## What you should do
Pictures aside, each record should be reproduced exactly.

--------------------

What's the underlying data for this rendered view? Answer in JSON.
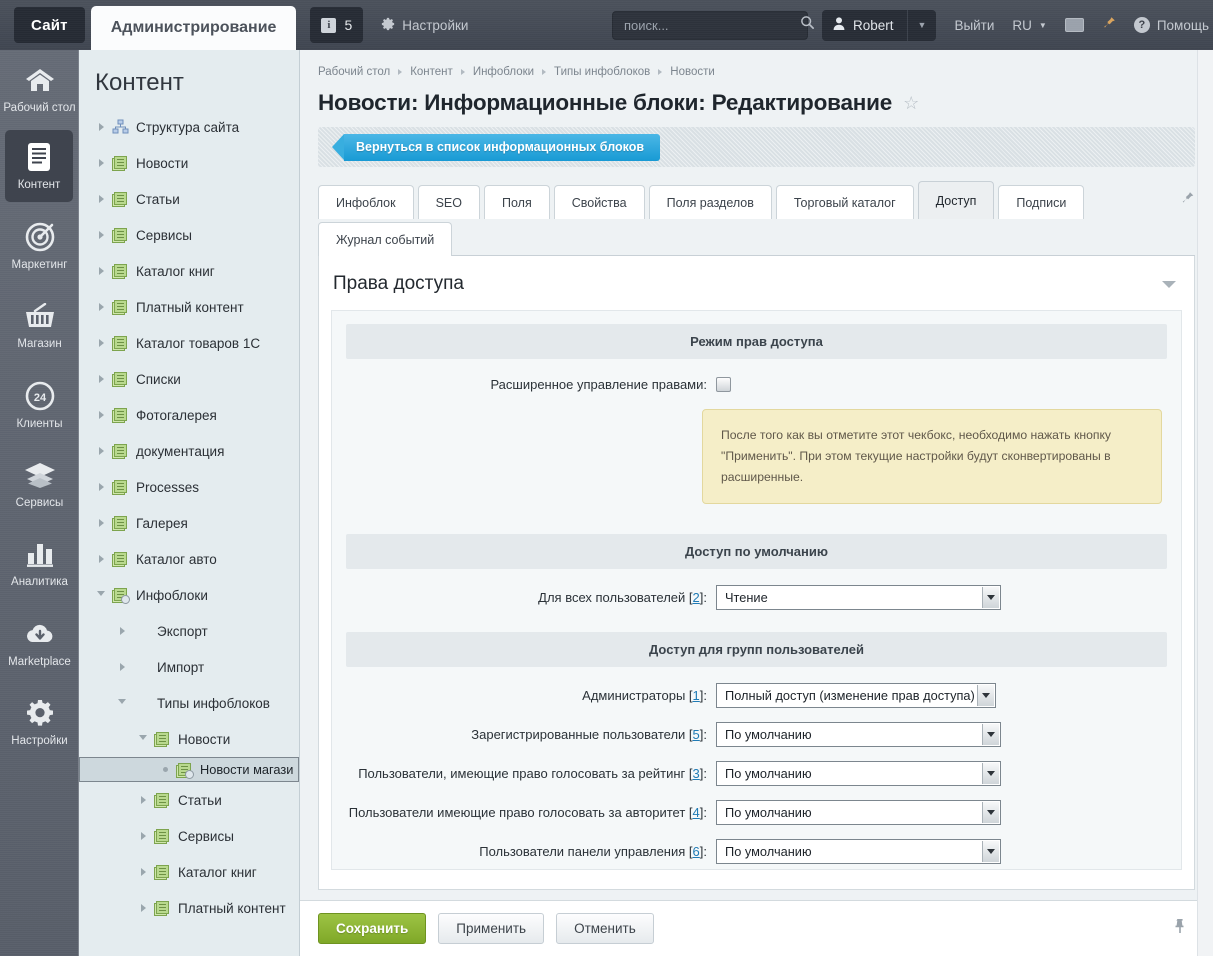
{
  "topbar": {
    "site_tab": "Сайт",
    "admin_tab": "Администрирование",
    "info_badge_letter": "i",
    "info_count": "5",
    "settings_label": "Настройки",
    "search_placeholder": "поиск...",
    "search_value": "",
    "user_name": "Robert",
    "logout": "Выйти",
    "lang": "RU",
    "help": "Помощь",
    "icons": [
      "gear-icon",
      "search-icon",
      "user-icon",
      "chevron-down-icon",
      "keyboard-icon",
      "pin-icon",
      "help-icon"
    ]
  },
  "rail": {
    "items": [
      {
        "label": "Рабочий стол",
        "icon": "home-icon",
        "active": false
      },
      {
        "label": "Контент",
        "icon": "document-icon",
        "active": true
      },
      {
        "label": "Маркетинг",
        "icon": "target-icon",
        "active": false
      },
      {
        "label": "Магазин",
        "icon": "basket-icon",
        "active": false
      },
      {
        "label": "Клиенты",
        "icon": "24-circle-icon",
        "active": false
      },
      {
        "label": "Сервисы",
        "icon": "layers-icon",
        "active": false
      },
      {
        "label": "Аналитика",
        "icon": "bar-chart-icon",
        "active": false
      },
      {
        "label": "Marketplace",
        "icon": "cloud-download-icon",
        "active": false
      },
      {
        "label": "Настройки",
        "icon": "gear-icon",
        "active": false
      }
    ]
  },
  "tree": {
    "title": "Контент",
    "nodes": [
      {
        "label": "Структура сайта",
        "indent": 0,
        "arrow": "closed",
        "icon": "sitemap-icon",
        "selected": false
      },
      {
        "label": "Новости",
        "indent": 0,
        "arrow": "closed",
        "icon": "infoblock-icon",
        "selected": false
      },
      {
        "label": "Статьи",
        "indent": 0,
        "arrow": "closed",
        "icon": "infoblock-icon",
        "selected": false
      },
      {
        "label": "Сервисы",
        "indent": 0,
        "arrow": "closed",
        "icon": "infoblock-icon",
        "selected": false
      },
      {
        "label": "Каталог книг",
        "indent": 0,
        "arrow": "closed",
        "icon": "infoblock-icon",
        "selected": false
      },
      {
        "label": "Платный контент",
        "indent": 0,
        "arrow": "closed",
        "icon": "infoblock-icon",
        "selected": false
      },
      {
        "label": "Каталог товаров 1С",
        "indent": 0,
        "arrow": "closed",
        "icon": "infoblock-icon",
        "selected": false
      },
      {
        "label": "Списки",
        "indent": 0,
        "arrow": "closed",
        "icon": "infoblock-icon",
        "selected": false
      },
      {
        "label": "Фотогалерея",
        "indent": 0,
        "arrow": "closed",
        "icon": "infoblock-icon",
        "selected": false
      },
      {
        "label": "документация",
        "indent": 0,
        "arrow": "closed",
        "icon": "infoblock-icon",
        "selected": false
      },
      {
        "label": "Processes",
        "indent": 0,
        "arrow": "closed",
        "icon": "infoblock-icon",
        "selected": false
      },
      {
        "label": "Галерея",
        "indent": 0,
        "arrow": "closed",
        "icon": "infoblock-icon",
        "selected": false
      },
      {
        "label": "Каталог авто",
        "indent": 0,
        "arrow": "closed",
        "icon": "infoblock-icon",
        "selected": false
      },
      {
        "label": "Инфоблоки",
        "indent": 0,
        "arrow": "open",
        "icon": "infoblock-gear-icon",
        "selected": false
      },
      {
        "label": "Экспорт",
        "indent": 1,
        "arrow": "closed",
        "icon": "none",
        "selected": false
      },
      {
        "label": "Импорт",
        "indent": 1,
        "arrow": "closed",
        "icon": "none",
        "selected": false
      },
      {
        "label": "Типы инфоблоков",
        "indent": 1,
        "arrow": "open",
        "icon": "none",
        "selected": false
      },
      {
        "label": "Новости",
        "indent": 2,
        "arrow": "open",
        "icon": "infoblock-icon",
        "selected": false
      },
      {
        "label": "Новости магази",
        "indent": 3,
        "arrow": "dot",
        "icon": "infoblock-gear-icon",
        "selected": true
      },
      {
        "label": "Статьи",
        "indent": 2,
        "arrow": "closed",
        "icon": "infoblock-icon",
        "selected": false
      },
      {
        "label": "Сервисы",
        "indent": 2,
        "arrow": "closed",
        "icon": "infoblock-icon",
        "selected": false
      },
      {
        "label": "Каталог книг",
        "indent": 2,
        "arrow": "closed",
        "icon": "infoblock-icon",
        "selected": false
      },
      {
        "label": "Платный контент",
        "indent": 2,
        "arrow": "closed",
        "icon": "infoblock-icon",
        "selected": false
      }
    ]
  },
  "main": {
    "breadcrumbs": [
      "Рабочий стол",
      "Контент",
      "Инфоблоки",
      "Типы инфоблоков",
      "Новости"
    ],
    "page_title": "Новости: Информационные блоки: Редактирование",
    "favorite_icon": "star-icon",
    "back_button": "Вернуться в список информационных блоков",
    "tabs_row1": [
      {
        "label": "Инфоблок",
        "active": false
      },
      {
        "label": "SEO",
        "active": false
      },
      {
        "label": "Поля",
        "active": false
      },
      {
        "label": "Свойства",
        "active": false
      },
      {
        "label": "Поля разделов",
        "active": false
      },
      {
        "label": "Торговый каталог",
        "active": false
      },
      {
        "label": "Доступ",
        "active": true
      },
      {
        "label": "Подписи",
        "active": false
      }
    ],
    "tabs_row2": [
      {
        "label": "Журнал событий",
        "active": false
      }
    ],
    "panel_title": "Права доступа",
    "sections": {
      "mode": "Режим прав доступа",
      "default": "Доступ по умолчанию",
      "groups": "Доступ для групп пользователей"
    },
    "extended_label": "Расширенное управление правами:",
    "extended_checked": false,
    "note": "После того как вы отметите этот чекбокс, необходимо нажать кнопку \"Применить\". При этом текущие настройки будут сконвертированы в расширенные.",
    "default_row": {
      "label": "Для всех пользователей",
      "ref": "2",
      "value": "Чтение"
    },
    "group_rows": [
      {
        "label": "Администраторы",
        "ref": "1",
        "value": "Полный доступ (изменение прав доступа)"
      },
      {
        "label": "Зарегистрированные пользователи",
        "ref": "5",
        "value": "По умолчанию"
      },
      {
        "label": "Пользователи, имеющие право голосовать за рейтинг",
        "ref": "3",
        "value": "По умолчанию"
      },
      {
        "label": "Пользователи имеющие право голосовать за авторитет",
        "ref": "4",
        "value": "По умолчанию"
      },
      {
        "label": "Пользователи панели управления",
        "ref": "6",
        "value": "По умолчанию"
      }
    ]
  },
  "footer": {
    "save": "Сохранить",
    "apply": "Применить",
    "cancel": "Отменить",
    "pin_icon": "pin-icon"
  },
  "colors": {
    "accent_blue": "#2aa8de",
    "save_green": "#8fb733",
    "topbar_dark": "#454b55",
    "tree_bg": "#e4ecef",
    "note_bg": "#f5eec8"
  }
}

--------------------

## Result below
What's the underlying data for this rendered view? Answer in JSON.
{
  "topbar": {
    "site_tab": "Сайт",
    "admin_tab": "Администрирование",
    "info_badge_letter": "i",
    "info_count": "5",
    "settings_label": "Настройки",
    "search_placeholder": "поиск...",
    "search_value": "",
    "user_name": "Robert",
    "logout": "Выйти",
    "lang": "RU",
    "help": "Помощь",
    "icons": [
      "gear-icon",
      "search-icon",
      "user-icon",
      "chevron-down-icon",
      "keyboard-icon",
      "pin-icon",
      "help-icon"
    ]
  },
  "rail": {
    "items": [
      {
        "label": "Рабочий стол",
        "icon": "home-icon",
        "active": false
      },
      {
        "label": "Контент",
        "icon": "document-icon",
        "active": true
      },
      {
        "label": "Маркетинг",
        "icon": "target-icon",
        "active": false
      },
      {
        "label": "Магазин",
        "icon": "basket-icon",
        "active": false
      },
      {
        "label": "Клиенты",
        "icon": "24-circle-icon",
        "active": false
      },
      {
        "label": "Сервисы",
        "icon": "layers-icon",
        "active": false
      },
      {
        "label": "Аналитика",
        "icon": "bar-chart-icon",
        "active": false
      },
      {
        "label": "Marketplace",
        "icon": "cloud-download-icon",
        "active": false
      },
      {
        "label": "Настройки",
        "icon": "gear-icon",
        "active": false
      }
    ]
  },
  "tree": {
    "title": "Контент",
    "nodes": [
      {
        "label": "Структура сайта",
        "indent": 0,
        "arrow": "closed",
        "icon": "sitemap-icon",
        "selected": false
      },
      {
        "label": "Новости",
        "indent": 0,
        "arrow": "closed",
        "icon": "infoblock-icon",
        "selected": false
      },
      {
        "label": "Статьи",
        "indent": 0,
        "arrow": "closed",
        "icon": "infoblock-icon",
        "selected": false
      },
      {
        "label": "Сервисы",
        "indent": 0,
        "arrow": "closed",
        "icon": "infoblock-icon",
        "selected": false
      },
      {
        "label": "Каталог книг",
        "indent": 0,
        "arrow": "closed",
        "icon": "infoblock-icon",
        "selected": false
      },
      {
        "label": "Платный контент",
        "indent": 0,
        "arrow": "closed",
        "icon": "infoblock-icon",
        "selected": false
      },
      {
        "label": "Каталог товаров 1С",
        "indent": 0,
        "arrow": "closed",
        "icon": "infoblock-icon",
        "selected": false
      },
      {
        "label": "Списки",
        "indent": 0,
        "arrow": "closed",
        "icon": "infoblock-icon",
        "selected": false
      },
      {
        "label": "Фотогалерея",
        "indent": 0,
        "arrow": "closed",
        "icon": "infoblock-icon",
        "selected": false
      },
      {
        "label": "документация",
        "indent": 0,
        "arrow": "closed",
        "icon": "infoblock-icon",
        "selected": false
      },
      {
        "label": "Processes",
        "indent": 0,
        "arrow": "closed",
        "icon": "infoblock-icon",
        "selected": false
      },
      {
        "label": "Галерея",
        "indent": 0,
        "arrow": "closed",
        "icon": "infoblock-icon",
        "selected": false
      },
      {
        "label": "Каталог авто",
        "indent": 0,
        "arrow": "closed",
        "icon": "infoblock-icon",
        "selected": false
      },
      {
        "label": "Инфоблоки",
        "indent": 0,
        "arrow": "open",
        "icon": "infoblock-gear-icon",
        "selected": false
      },
      {
        "label": "Экспорт",
        "indent": 1,
        "arrow": "closed",
        "icon": "none",
        "selected": false
      },
      {
        "label": "Импорт",
        "indent": 1,
        "arrow": "closed",
        "icon": "none",
        "selected": false
      },
      {
        "label": "Типы инфоблоков",
        "indent": 1,
        "arrow": "open",
        "icon": "none",
        "selected": false
      },
      {
        "label": "Новости",
        "indent": 2,
        "arrow": "open",
        "icon": "infoblock-icon",
        "selected": false
      },
      {
        "label": "Новости магази",
        "indent": 3,
        "arrow": "dot",
        "icon": "infoblock-gear-icon",
        "selected": true
      },
      {
        "label": "Статьи",
        "indent": 2,
        "arrow": "closed",
        "icon": "infoblock-icon",
        "selected": false
      },
      {
        "label": "Сервисы",
        "indent": 2,
        "arrow": "closed",
        "icon": "infoblock-icon",
        "selected": false
      },
      {
        "label": "Каталог книг",
        "indent": 2,
        "arrow": "closed",
        "icon": "infoblock-icon",
        "selected": false
      },
      {
        "label": "Платный контент",
        "indent": 2,
        "arrow": "closed",
        "icon": "infoblock-icon",
        "selected": false
      }
    ]
  },
  "main": {
    "breadcrumbs": [
      "Рабочий стол",
      "Контент",
      "Инфоблоки",
      "Типы инфоблоков",
      "Новости"
    ],
    "page_title": "Новости: Информационные блоки: Редактирование",
    "favorite_icon": "star-icon",
    "back_button": "Вернуться в список информационных блоков",
    "tabs_row1": [
      {
        "label": "Инфоблок",
        "active": false
      },
      {
        "label": "SEO",
        "active": false
      },
      {
        "label": "Поля",
        "active": false
      },
      {
        "label": "Свойства",
        "active": false
      },
      {
        "label": "Поля разделов",
        "active": false
      },
      {
        "label": "Торговый каталог",
        "active": false
      },
      {
        "label": "Доступ",
        "active": true
      },
      {
        "label": "Подписи",
        "active": false
      }
    ],
    "tabs_row2": [
      {
        "label": "Журнал событий",
        "active": false
      }
    ],
    "panel_title": "Права доступа",
    "sections": {
      "mode": "Режим прав доступа",
      "default": "Доступ по умолчанию",
      "groups": "Доступ для групп пользователей"
    },
    "extended_label": "Расширенное управление правами:",
    "extended_checked": false,
    "note": "После того как вы отметите этот чекбокс, необходимо нажать кнопку \"Применить\". При этом текущие настройки будут сконвертированы в расширенные.",
    "default_row": {
      "label": "Для всех пользователей",
      "ref": "2",
      "value": "Чтение"
    },
    "group_rows": [
      {
        "label": "Администраторы",
        "ref": "1",
        "value": "Полный доступ (изменение прав доступа)"
      },
      {
        "label": "Зарегистрированные пользователи",
        "ref": "5",
        "value": "По умолчанию"
      },
      {
        "label": "Пользователи, имеющие право голосовать за рейтинг",
        "ref": "3",
        "value": "По умолчанию"
      },
      {
        "label": "Пользователи имеющие право голосовать за авторитет",
        "ref": "4",
        "value": "По умолчанию"
      },
      {
        "label": "Пользователи панели управления",
        "ref": "6",
        "value": "По умолчанию"
      }
    ]
  },
  "footer": {
    "save": "Сохранить",
    "apply": "Применить",
    "cancel": "Отменить",
    "pin_icon": "pin-icon"
  },
  "colors": {
    "accent_blue": "#2aa8de",
    "save_green": "#8fb733",
    "topbar_dark": "#454b55",
    "tree_bg": "#e4ecef",
    "note_bg": "#f5eec8"
  }
}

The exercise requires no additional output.